  2. Deicing: Rock salt, a common form of salt, is employed to deice roads and sidewalks during winter. It lowers the freezing point of water, making it easier to remove snow and ice.
  3. Chemical Industry: Salt serves as a precursor in the production of various chemicals, including chlorine, hydrogen, and sodium hydroxide.
  4. Textile Industry: In textile dyeing and printing, salt is used as a fixative to help set the dyes.
  5. Leather Industry: Salt is applied during the curing and preservation of hides and skins to prevent spoilage.

Miscellaneous Uses of Salt

Beyond the well-known uses, salt has several other applications:

  1. Fire Extinguisher: In some fire extinguishers, salt is used as an effective component to suppress fires involving metal.
  2. Salt Lamps: Himalayan salt lamps are believed by some to provide various health benefits, including air purification and mood enhancement.
  3. Metal Cleaning: A paste of salt, flour, and vinegar can be used to clean and polish various metals, including brass and copper.
  4. Insect Bites: Saltwater or a salt paste can alleviate itching and discomfort from insect bites or stings.

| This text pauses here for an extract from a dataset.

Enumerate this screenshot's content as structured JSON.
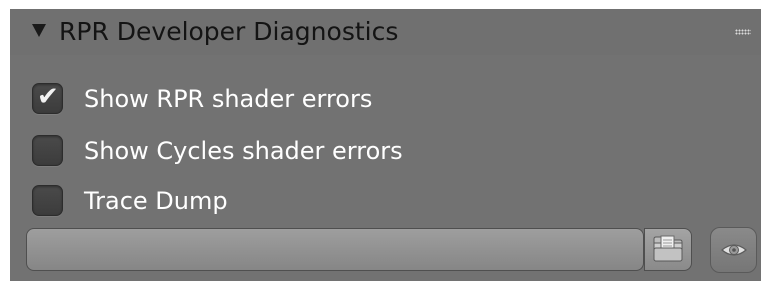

Salt, a mineral often taken for granted as a simple seasoning, possesses an astonishing array of applications beyond the culinary realm. From its historical significance and pivotal roles in health and wellness to household cleaning, artistic endeavors, and industrial processes, salt is a testament to human ingenuity and adaptability. As we continue to explore new frontiers in science and technology, it’s remarkable how an age-old substance like salt continues to find relevance in our evolving world. Whether you’re experimenting with salt in a creative project, seeking alternative health remedies, or simply perfecting your culinary skills, the multifaceted uses of salt are as diverse as they are intriguing.